”Before a substantial audience, four prominent authors from Belgium and the Netherlands each highlighted a specific (mostly critical) vision of the origins of Belgium’s independence and of what that complex notion of ’belgitude’ is ultimately all about.”
Belgium gets a bad press. A small country - the size of Wales, with a population of just ten million - it rarely attracts foreign notice; when it does, the sentiment it arouses is usually scorn, sometimes distaste. Charles Baudelaire, who lived there briefly in the 1860s, devoted considerable splenetic attention to the country. His ruminations on Belgium and its people occupy 152 pages of the Oeuvres Complètes; Belgium, he concluded, is what France might have become had it been left in the hands of the bourgeoisie. Karl Marx, writing in a different key, dismissed Belgium as a paradise for capitalist. Many other exiles and émigrés have passed through the country; few have had much good to say of it.
Whether Belgium needs to exist is a vexed question, but its existence is more than a historical accident. The country was born in 1830 with the support of the Great Powers of the time - France, Prussia and Britain, among others - none of whom wished to see it fall under the others’ sway.
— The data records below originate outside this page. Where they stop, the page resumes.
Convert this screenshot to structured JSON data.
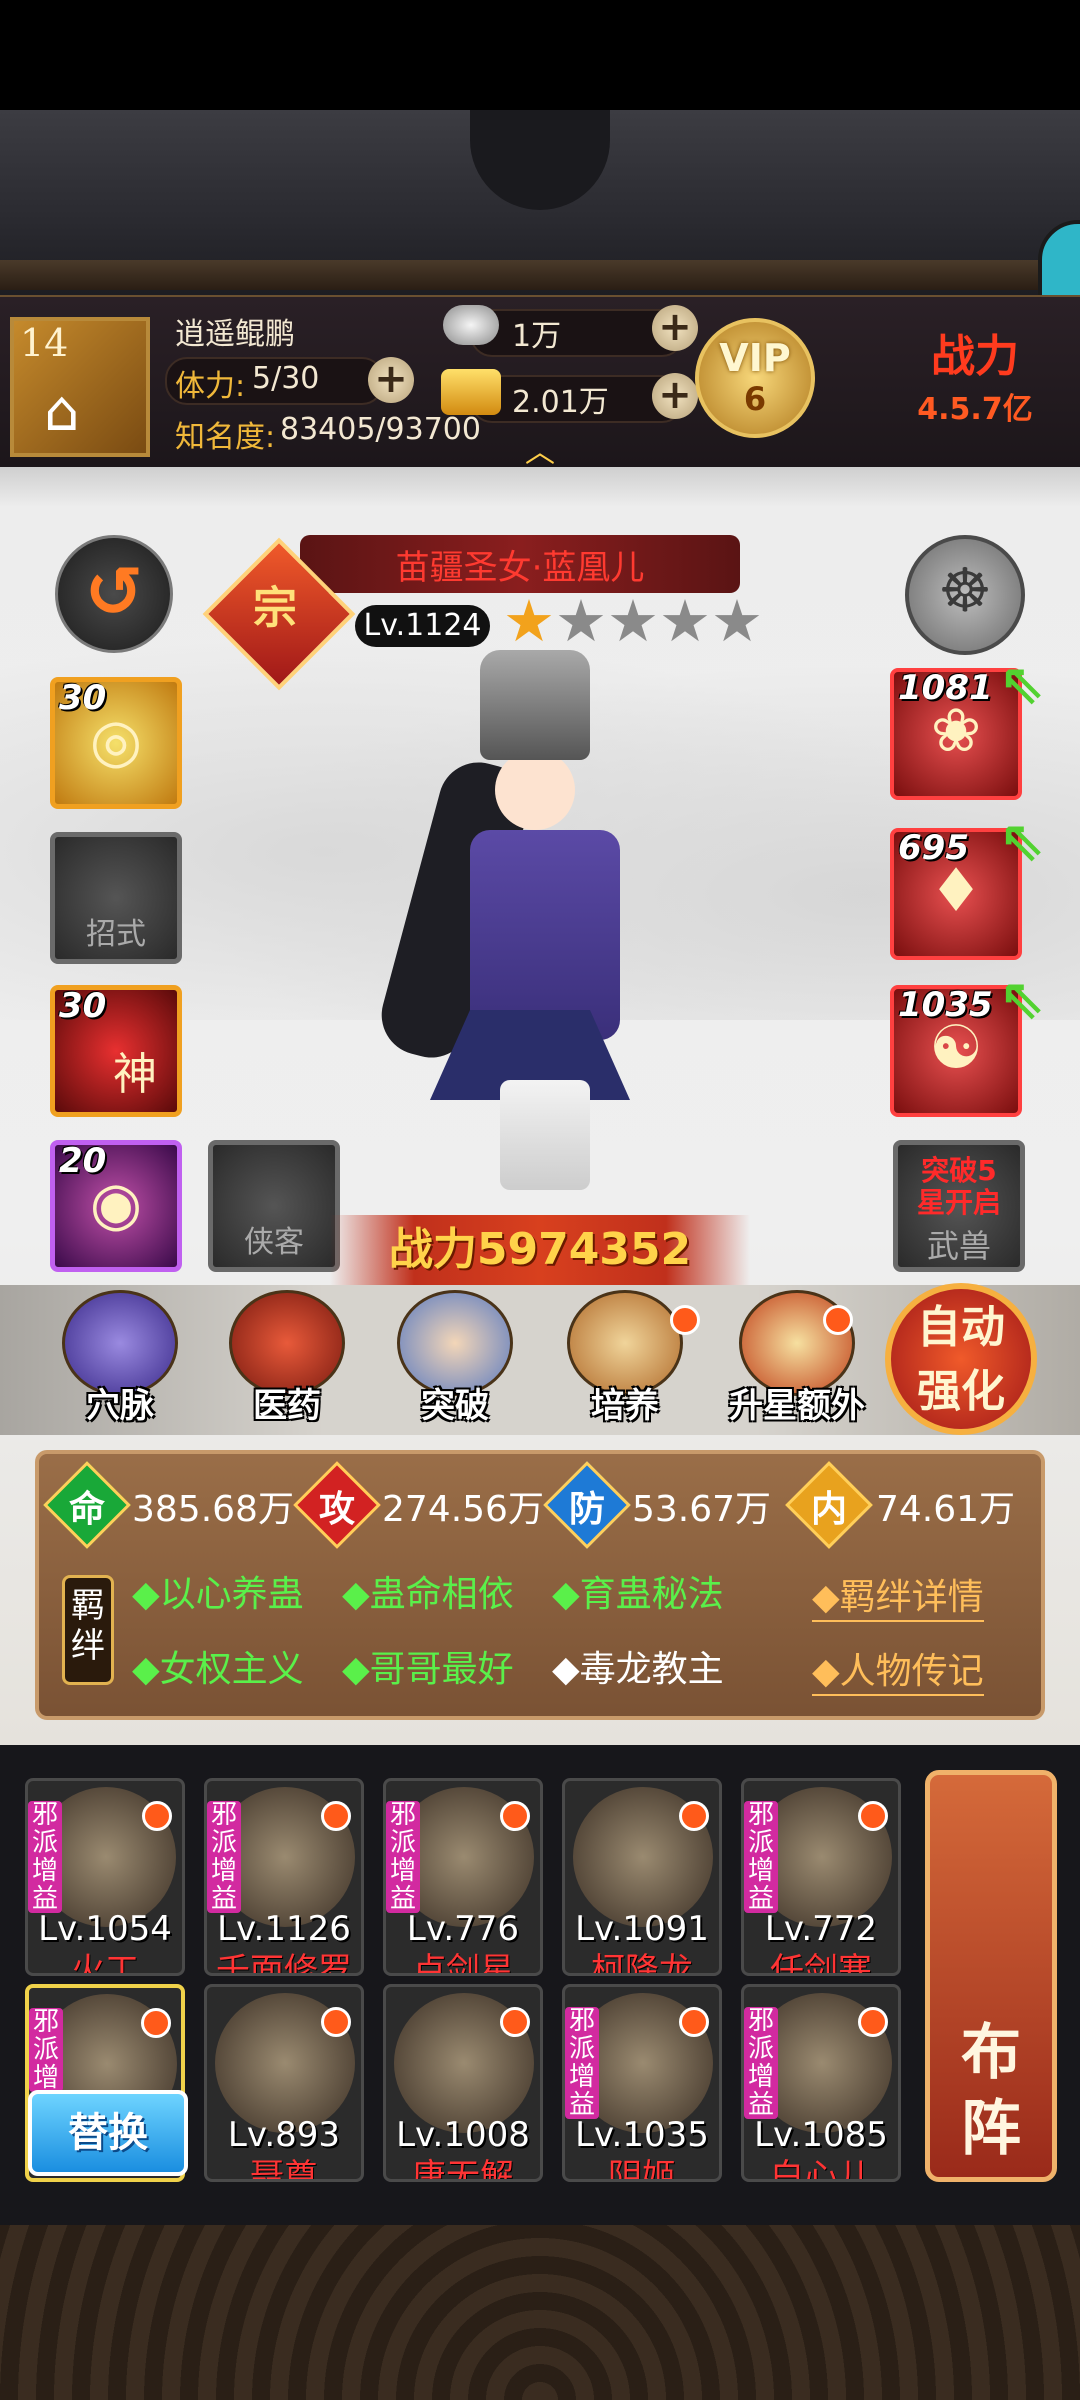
{
  "player": {
    "level": "14",
    "name": "逍遥鲲鹏",
    "stamina_label": "体力:",
    "stamina_value": "5/30",
    "fame_label": "知名度:",
    "fame_value": "83405/93700",
    "silver": "1万",
    "gold": "2.01万",
    "vip_label": "VIP",
    "vip_level": "6",
    "power_label": "战力",
    "power_value": "4.5.7亿"
  },
  "hero": {
    "rank_badge": "宗",
    "name": "苗疆圣女·蓝凰儿",
    "level": "Lv.1124",
    "stars_total": 5,
    "stars_lit": 1,
    "power_text": "战力5974352"
  },
  "skills": [
    {
      "level": "30",
      "type": "gold"
    },
    {
      "caption": "招式",
      "type": "empty"
    },
    {
      "level": "30",
      "type": "red",
      "glyph": "神"
    },
    {
      "level": "20",
      "type": "purple"
    }
  ],
  "xiake_slot": {
    "caption": "侠客"
  },
  "equipment": [
    {
      "level": "1081"
    },
    {
      "level": "695"
    },
    {
      "level": "1035"
    }
  ],
  "wushou": {
    "line1": "突破5",
    "line2": "星开启",
    "caption": "武兽"
  },
  "functions": [
    {
      "label": "穴脉",
      "dot": false
    },
    {
      "label": "医药",
      "dot": false
    },
    {
      "label": "突破",
      "dot": false
    },
    {
      "label": "培养",
      "dot": true
    },
    {
      "label": "升星额外",
      "dot": true
    }
  ],
  "auto_btn": {
    "line1": "自动",
    "line2": "强化"
  },
  "stats": [
    {
      "char": "命",
      "value": "385.68万",
      "color": "#19a838"
    },
    {
      "char": "攻",
      "value": "274.56万",
      "color": "#d22222"
    },
    {
      "char": "防",
      "value": "53.67万",
      "color": "#1e7ad6"
    },
    {
      "char": "内",
      "value": "74.61万",
      "color": "#e8a21e"
    }
  ],
  "fetter_tag": "羁绊",
  "fetters": [
    {
      "text": "◆以心养蛊",
      "active": true
    },
    {
      "text": "◆蛊命相依",
      "active": true
    },
    {
      "text": "◆育蛊秘法",
      "active": true
    },
    {
      "text": "◆女权主义",
      "active": true
    },
    {
      "text": "◆哥哥最好",
      "active": true
    },
    {
      "text": "◆毒龙教主",
      "active": false
    }
  ],
  "fetter_links": [
    "◆羁绊详情",
    "◆人物传记"
  ],
  "team": [
    {
      "level": "Lv.1054",
      "name": "火工",
      "tag": "邪派增益"
    },
    {
      "level": "Lv.1126",
      "name": "千面修罗",
      "tag": "邪派增益"
    },
    {
      "level": "Lv.776",
      "name": "卢剑星",
      "tag": "邪派增益"
    },
    {
      "level": "Lv.1091",
      "name": "柯降龙",
      "tag": ""
    },
    {
      "level": "Lv.772",
      "name": "任剑寒",
      "tag": "邪派增益"
    },
    {
      "level": "",
      "name": "",
      "tag": "邪派增"
    },
    {
      "level": "Lv.893",
      "name": "聂尊",
      "tag": ""
    },
    {
      "level": "Lv.1008",
      "name": "唐无解",
      "tag": ""
    },
    {
      "level": "Lv.1035",
      "name": "阴姬",
      "tag": "邪派增益"
    },
    {
      "level": "Lv.1085",
      "name": "白心儿",
      "tag": "邪派增益"
    }
  ],
  "swap_btn": "替换",
  "buzhen": {
    "line1": "布",
    "line2": "阵"
  }
}
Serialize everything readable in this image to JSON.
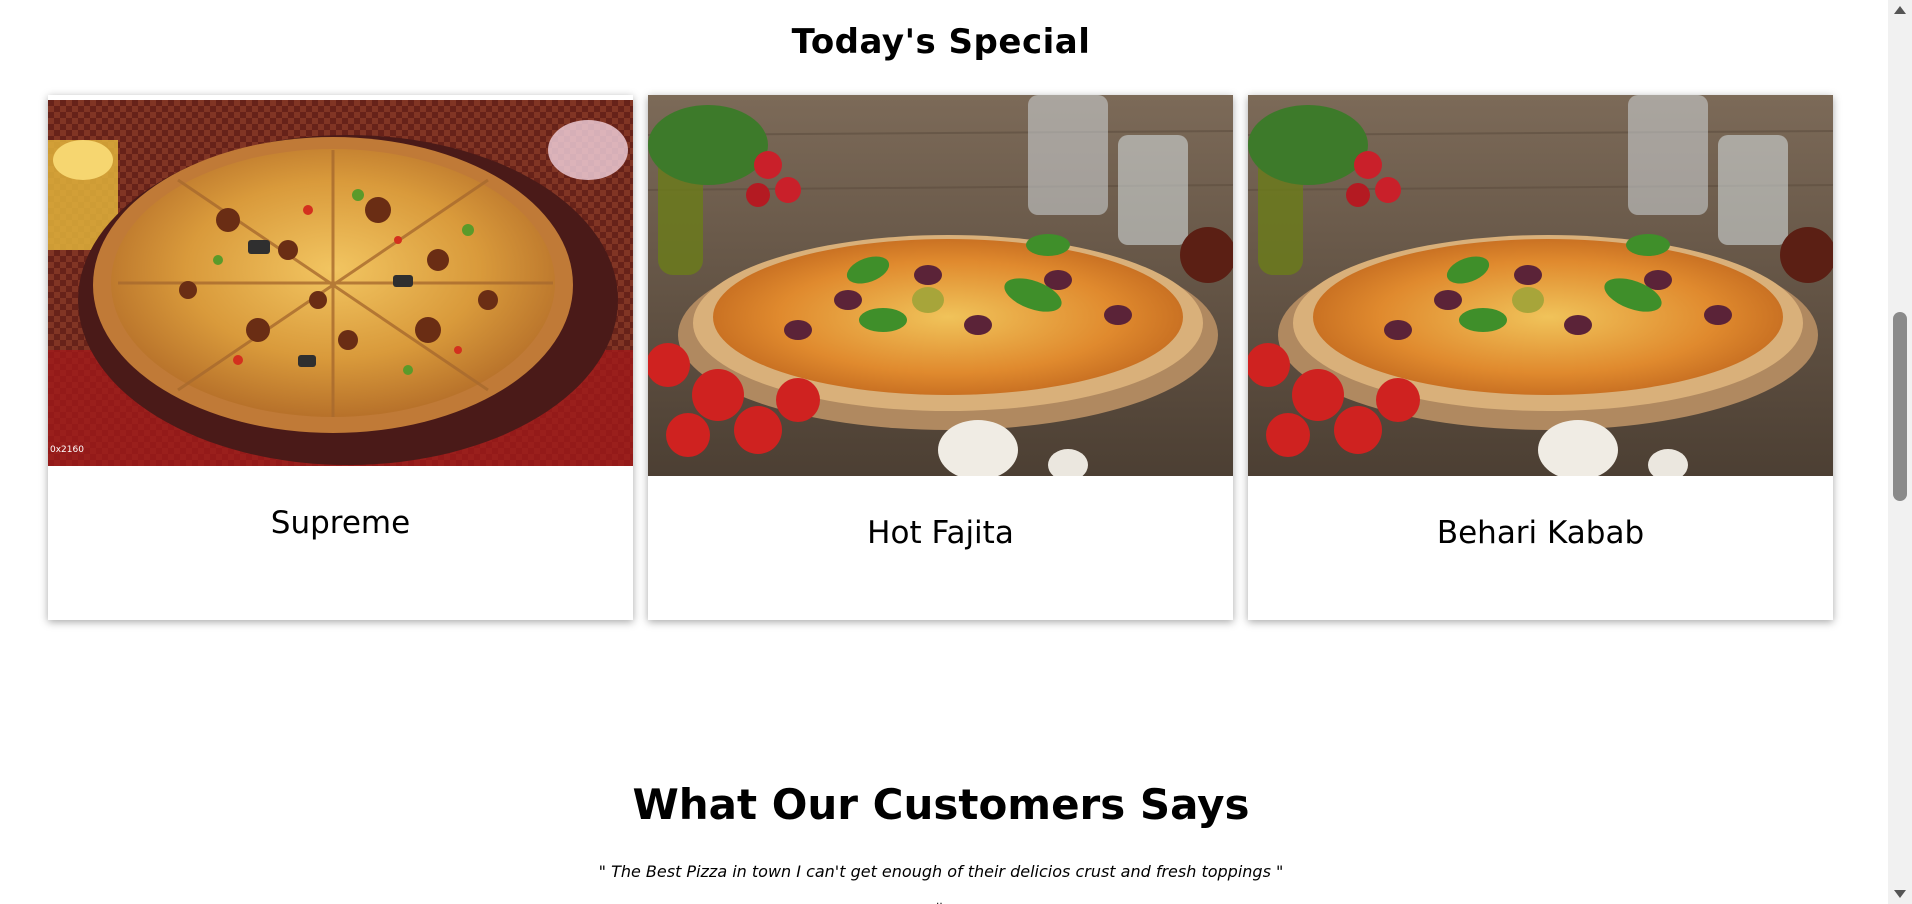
{
  "specials": {
    "title": "Today's Special",
    "items": [
      {
        "name": "Supreme",
        "image": "supreme-pizza-image",
        "image_caption": "0x2160"
      },
      {
        "name": "Hot Fajita",
        "image": "hot-fajita-pizza-image"
      },
      {
        "name": "Behari Kabab",
        "image": "behari-kabab-pizza-image"
      }
    ]
  },
  "testimonials": {
    "title": "What Our Customers Says",
    "quote": "\" The Best Pizza in town I can't get enough of their delicios crust and fresh toppings \""
  },
  "colors": {
    "background": "#ffffff",
    "text": "#000000",
    "scrollbar_track": "#f1f1f1",
    "scrollbar_thumb": "#8a8a8a"
  }
}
The Territory it occupies had been (and would remain) the cockpit of European history. Caaesar’s Gallia Belgica lay athwart the line that would separate Gallo-Roman territories from the Franks. When Charlemagne’s empire fell apart in the ninth century, the strategically located ’Middle Kingdom’ - between the lands that would later become France and Germany - emerged as a coveted territorial objective for the next millenium. The Valois kings, Bourbons, Habsburgs (Spanish and Austrian), Napoleon, Dutch, Prussian Germans, and, most recently, Hitler have all invaded Belgium and claimed parts of it for themselves, occupying and ruling it in some cases for centuries at a time. There are probably more battlefields, battle sites, and reminders of ancient and modern wars in Belgium than in any comparably sized territory in the world”
Considering this rather 'messy' historical background, one might have some understanding, that even today, Belgium is a troubled country. Troubles started rather soon after the revolution and has continued every since. Mainly, it is the structure of the country and the stride between the Flemish and the Walloons. To further complicate matters today, Brussels is a region of its own. Well, it is rather complicated, but the essays in this book explain it well.